▸ **Required action**
Only the lines with the string "number" are needed; return each of them from the entries below.

▸ **Exercise materials**
-*-*-

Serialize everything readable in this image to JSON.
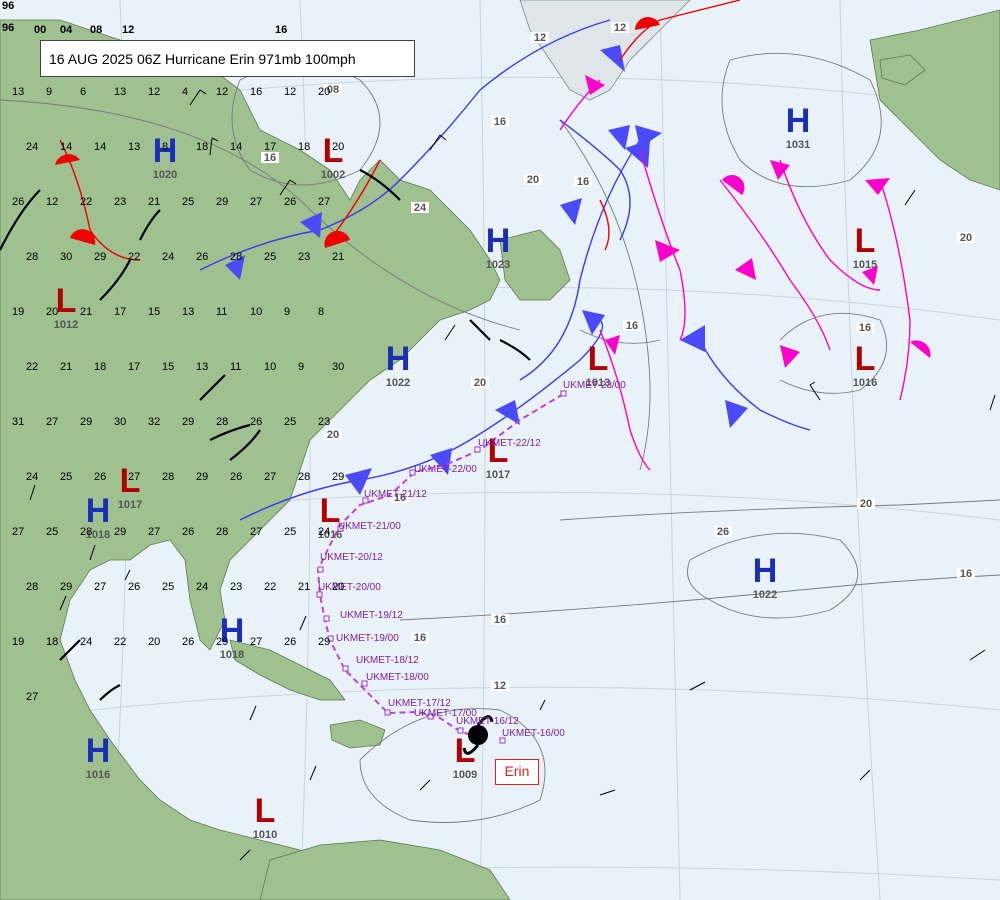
{
  "header": {
    "title": "16 AUG 2025 06Z Hurricane Erin 971mb 100mph",
    "storm_label": "Erin"
  },
  "colors": {
    "ocean": "#e8f2f8",
    "land": "#9fc08f",
    "high": "#1a2fb8",
    "low": "#b00000",
    "cold_front": "#3a3af0",
    "warm_front": "#f00000",
    "trough": "#ff00cc",
    "track": "#c040e0",
    "isobar": "#7a7a7a"
  },
  "pressure_centers": [
    {
      "type": "H",
      "value": "1020"
    },
    {
      "type": "L",
      "value": "1002"
    },
    {
      "type": "H",
      "value": "1023"
    },
    {
      "type": "H",
      "value": "1031"
    },
    {
      "type": "L",
      "value": "1015"
    },
    {
      "type": "L",
      "value": "1012"
    },
    {
      "type": "H",
      "value": "1022"
    },
    {
      "type": "L",
      "value": "1013"
    },
    {
      "type": "L",
      "value": "1016"
    },
    {
      "type": "L",
      "value": "1017"
    },
    {
      "type": "L",
      "value": "1017"
    },
    {
      "type": "L",
      "value": "1016"
    },
    {
      "type": "H",
      "value": "1018"
    },
    {
      "type": "H",
      "value": "1022"
    },
    {
      "type": "H",
      "value": "1018"
    },
    {
      "type": "H",
      "value": "1016"
    },
    {
      "type": "L",
      "value": "1010"
    },
    {
      "type": "L",
      "value": "1009"
    }
  ],
  "track_points": [
    "UKMET-16/00",
    "UKMET-16/12",
    "UKMET-17/00",
    "UKMET-17/12",
    "UKMET-18/00",
    "UKMET-18/12",
    "UKMET-19/00",
    "UKMET-19/12",
    "UKMET-20/00",
    "UKMET-20/12",
    "UKMET-21/00",
    "UKMET-21/12",
    "UKMET-22/00",
    "UKMET-22/12",
    "UKMET-23/00"
  ],
  "isobar_labels": [
    "08",
    "16",
    "20",
    "16",
    "20",
    "16",
    "16",
    "20",
    "26",
    "12",
    "16",
    "24",
    "20",
    "16",
    "12",
    "16",
    "16",
    "16",
    "20",
    "12"
  ],
  "top_strip_labels": [
    "96",
    "96",
    "00",
    "04",
    "08",
    "12",
    "16"
  ],
  "station_values": [
    "13",
    "9",
    "6",
    "13",
    "12",
    "4",
    "12",
    "16",
    "12",
    "20",
    "24",
    "14",
    "14",
    "13",
    "8",
    "18",
    "14",
    "17",
    "18",
    "20",
    "26",
    "12",
    "22",
    "23",
    "21",
    "25",
    "29",
    "27",
    "26",
    "27",
    "28",
    "30",
    "29",
    "22",
    "24",
    "26",
    "28",
    "25",
    "23",
    "21",
    "19",
    "20",
    "21",
    "17",
    "15",
    "13",
    "11",
    "10",
    "9",
    "8",
    "22",
    "21",
    "18",
    "17",
    "15",
    "13",
    "11",
    "10",
    "9",
    "30",
    "31",
    "27",
    "29",
    "30",
    "32",
    "29",
    "28",
    "26",
    "25",
    "23",
    "24",
    "25",
    "26",
    "27",
    "28",
    "29",
    "26",
    "27",
    "28",
    "29",
    "27",
    "25",
    "28",
    "29",
    "27",
    "26",
    "28",
    "27",
    "25",
    "24",
    "28",
    "29",
    "27",
    "26",
    "25",
    "24",
    "23",
    "22",
    "21",
    "20",
    "19",
    "18",
    "24",
    "22",
    "20",
    "26",
    "29",
    "27",
    "26",
    "29",
    "27"
  ]
}
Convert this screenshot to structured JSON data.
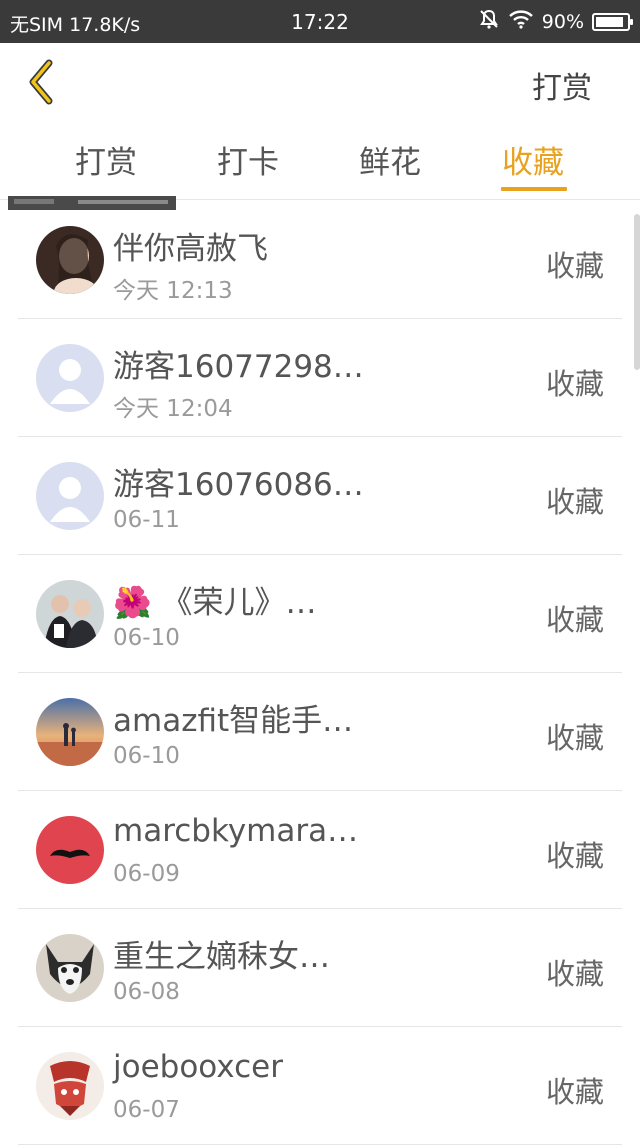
{
  "statusbar": {
    "carrier": "无SIM",
    "speed": "17.8K/s",
    "time": "17:22",
    "battery": "90%",
    "battery_level": 0.9
  },
  "header": {
    "back_icon": "chevron-left-icon",
    "action_label": "打赏",
    "accent_color": "#e8a21f"
  },
  "tabs": [
    {
      "label": "打赏",
      "active": false
    },
    {
      "label": "打卡",
      "active": false
    },
    {
      "label": "鲜花",
      "active": false
    },
    {
      "label": "收藏",
      "active": true
    }
  ],
  "list": [
    {
      "name": "伴你高赦飞",
      "time": "今天 12:13",
      "action": "收藏",
      "avatar": "photo-avatar-woman"
    },
    {
      "name": "游客16077298…",
      "time": "今天 12:04",
      "action": "收藏",
      "avatar": "default-guest-avatar"
    },
    {
      "name": "游客16076086…",
      "time": "06-11",
      "action": "收藏",
      "avatar": "default-guest-avatar"
    },
    {
      "name": "🌺 《荣儿》…",
      "time": "06-10",
      "action": "收藏",
      "avatar": "photo-avatar-couple"
    },
    {
      "name": "amazfit智能手…",
      "time": "06-10",
      "action": "收藏",
      "avatar": "photo-avatar-sunset"
    },
    {
      "name": "marcbkymara…",
      "time": "06-09",
      "action": "收藏",
      "avatar": "mustache-avatar"
    },
    {
      "name": "重生之嫡秣女…",
      "time": "06-08",
      "action": "收藏",
      "avatar": "photo-avatar-dog"
    },
    {
      "name": "joebooxcer",
      "time": "06-07",
      "action": "收藏",
      "avatar": "photo-avatar-red-pattern"
    }
  ]
}
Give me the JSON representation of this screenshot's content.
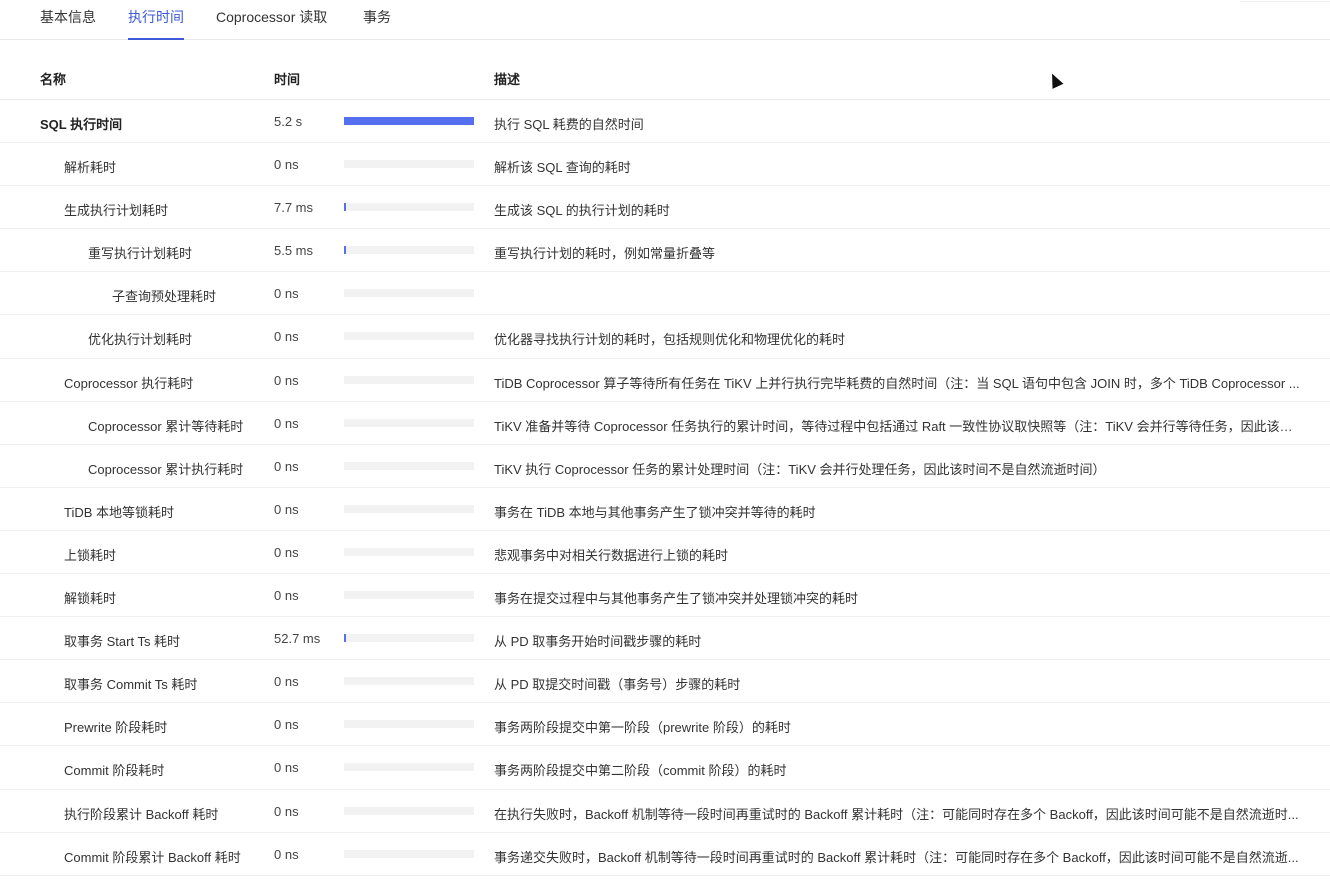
{
  "tabs": [
    {
      "label": "基本信息",
      "active": false
    },
    {
      "label": "执行时间",
      "active": true
    },
    {
      "label": "Coprocessor 读取",
      "active": false
    },
    {
      "label": "事务",
      "active": false
    }
  ],
  "header": {
    "name": "名称",
    "time": "时间",
    "desc": "描述"
  },
  "accent": "#5470ef",
  "rows": [
    {
      "name": "SQL 执行时间",
      "level": 0,
      "bold": true,
      "time": "5.2 s",
      "fraction": 1.0,
      "desc": "执行 SQL 耗费的自然时间"
    },
    {
      "name": "解析耗时",
      "level": 1,
      "time": "0 ns",
      "fraction": 0,
      "desc": "解析该 SQL 查询的耗时"
    },
    {
      "name": "生成执行计划耗时",
      "level": 1,
      "time": "7.7 ms",
      "fraction": 0.0015,
      "desc": "生成该 SQL 的执行计划的耗时"
    },
    {
      "name": "重写执行计划耗时",
      "level": 2,
      "time": "5.5 ms",
      "fraction": 0.001,
      "desc": "重写执行计划的耗时，例如常量折叠等"
    },
    {
      "name": "子查询预处理耗时",
      "level": 3,
      "time": "0 ns",
      "fraction": 0,
      "desc": ""
    },
    {
      "name": "优化执行计划耗时",
      "level": 2,
      "time": "0 ns",
      "fraction": 0,
      "desc": "优化器寻找执行计划的耗时，包括规则优化和物理优化的耗时"
    },
    {
      "name": "Coprocessor 执行耗时",
      "level": 1,
      "time": "0 ns",
      "fraction": 0,
      "desc": "TiDB Coprocessor 算子等待所有任务在 TiKV 上并行执行完毕耗费的自然时间（注：当 SQL 语句中包含 JOIN 时，多个 TiDB Coprocessor ..."
    },
    {
      "name": "Coprocessor 累计等待耗时",
      "level": 2,
      "time": "0 ns",
      "fraction": 0,
      "desc": "TiKV 准备并等待 Coprocessor 任务执行的累计时间，等待过程中包括通过 Raft 一致性协议取快照等（注：TiKV 会并行等待任务，因此该时..."
    },
    {
      "name": "Coprocessor 累计执行耗时",
      "level": 2,
      "time": "0 ns",
      "fraction": 0,
      "desc": "TiKV 执行 Coprocessor 任务的累计处理时间（注：TiKV 会并行处理任务，因此该时间不是自然流逝时间）"
    },
    {
      "name": "TiDB 本地等锁耗时",
      "level": 1,
      "time": "0 ns",
      "fraction": 0,
      "desc": "事务在 TiDB 本地与其他事务产生了锁冲突并等待的耗时"
    },
    {
      "name": "上锁耗时",
      "level": 1,
      "time": "0 ns",
      "fraction": 0,
      "desc": "悲观事务中对相关行数据进行上锁的耗时"
    },
    {
      "name": "解锁耗时",
      "level": 1,
      "time": "0 ns",
      "fraction": 0,
      "desc": "事务在提交过程中与其他事务产生了锁冲突并处理锁冲突的耗时"
    },
    {
      "name": "取事务 Start Ts 耗时",
      "level": 1,
      "time": "52.7 ms",
      "fraction": 0.01,
      "desc": "从 PD 取事务开始时间戳步骤的耗时"
    },
    {
      "name": "取事务 Commit Ts 耗时",
      "level": 1,
      "time": "0 ns",
      "fraction": 0,
      "desc": "从 PD 取提交时间戳（事务号）步骤的耗时"
    },
    {
      "name": "Prewrite 阶段耗时",
      "level": 1,
      "time": "0 ns",
      "fraction": 0,
      "desc": "事务两阶段提交中第一阶段（prewrite 阶段）的耗时"
    },
    {
      "name": "Commit 阶段耗时",
      "level": 1,
      "time": "0 ns",
      "fraction": 0,
      "desc": "事务两阶段提交中第二阶段（commit 阶段）的耗时"
    },
    {
      "name": "执行阶段累计 Backoff 耗时",
      "level": 1,
      "time": "0 ns",
      "fraction": 0,
      "desc": "在执行失败时，Backoff 机制等待一段时间再重试时的 Backoff 累计耗时（注：可能同时存在多个 Backoff，因此该时间可能不是自然流逝时..."
    },
    {
      "name": "Commit 阶段累计 Backoff 耗时",
      "level": 1,
      "time": "0 ns",
      "fraction": 0,
      "desc": "事务递交失败时，Backoff 机制等待一段时间再重试时的 Backoff 累计耗时（注：可能同时存在多个 Backoff，因此该时间可能不是自然流逝..."
    }
  ]
}
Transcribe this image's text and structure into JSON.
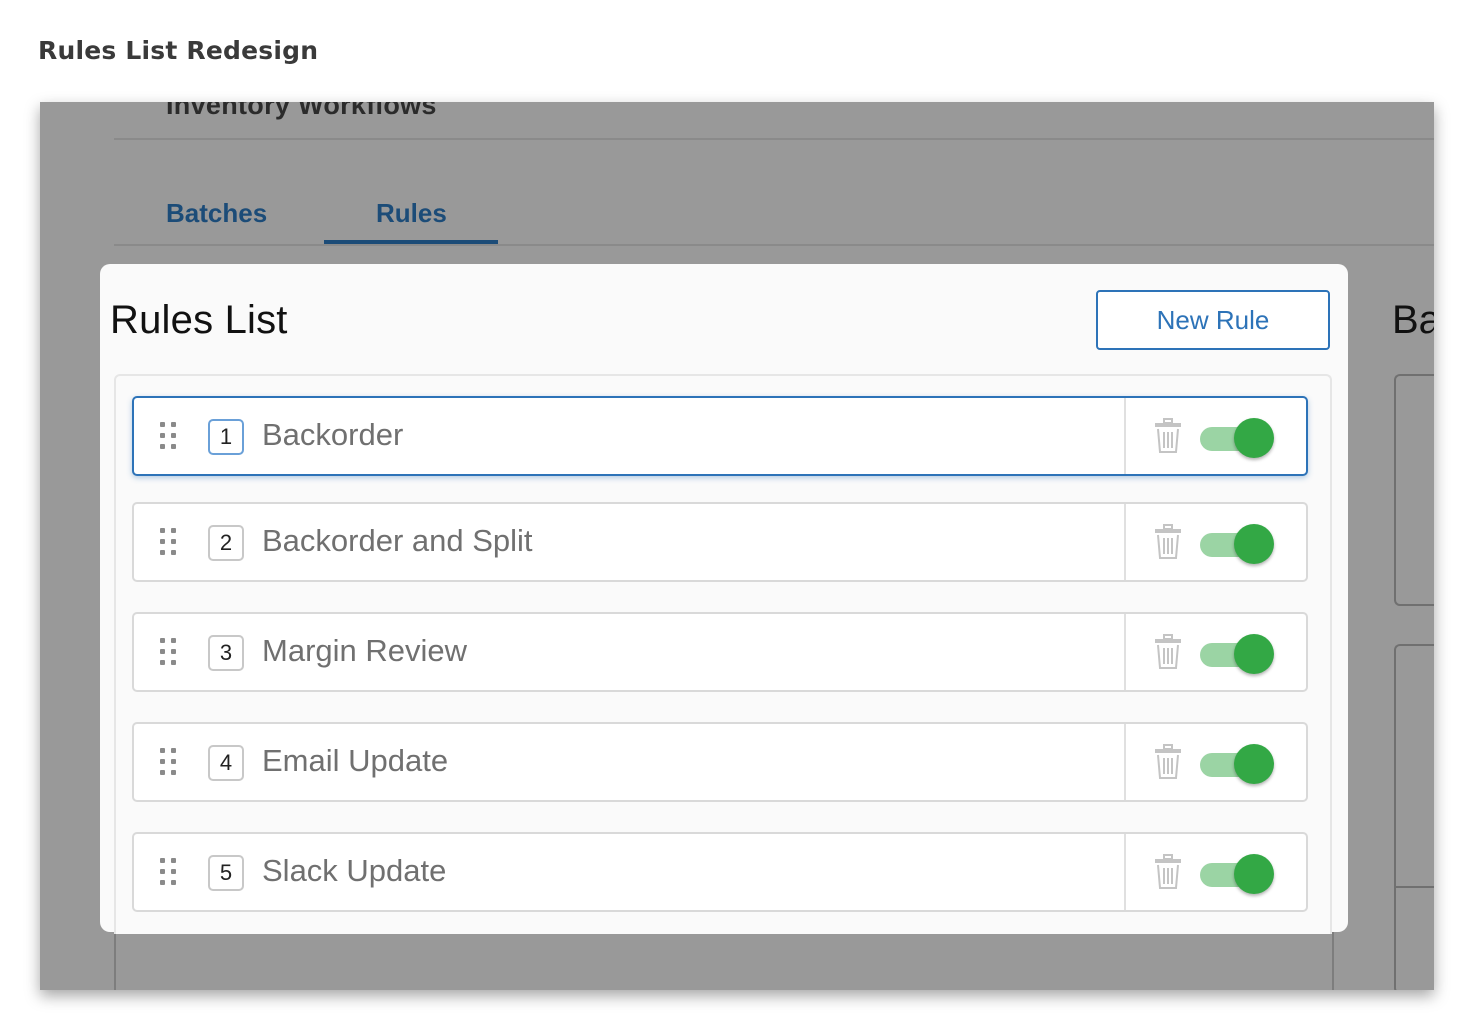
{
  "document_title": "Rules List Redesign",
  "app": {
    "title": "Inventory Workflows",
    "tabs": [
      {
        "label": "Batches",
        "active": false
      },
      {
        "label": "Rules",
        "active": true
      }
    ],
    "right_panel_title": "Ba"
  },
  "rules_panel": {
    "title": "Rules List",
    "new_rule_label": "New Rule",
    "rules": [
      {
        "number": "1",
        "name": "Backorder",
        "enabled": true,
        "selected": true
      },
      {
        "number": "2",
        "name": "Backorder and Split",
        "enabled": true,
        "selected": false
      },
      {
        "number": "3",
        "name": "Margin Review",
        "enabled": true,
        "selected": false
      },
      {
        "number": "4",
        "name": "Email Update",
        "enabled": true,
        "selected": false
      },
      {
        "number": "5",
        "name": "Slack Update",
        "enabled": true,
        "selected": false
      }
    ]
  },
  "colors": {
    "accent": "#2d73b8",
    "tab_color": "#1c4c78",
    "toggle_on": "#33a845",
    "toggle_track": "#9bd4a4",
    "overlay": "#999999"
  },
  "icons": {
    "drag": "drag-handle-icon",
    "delete": "trash-icon"
  }
}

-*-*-

▸ **Exercise output**
        "number": "1",
        "number": "2",
        "number": "3",
        "number": "4",
        "number": "5",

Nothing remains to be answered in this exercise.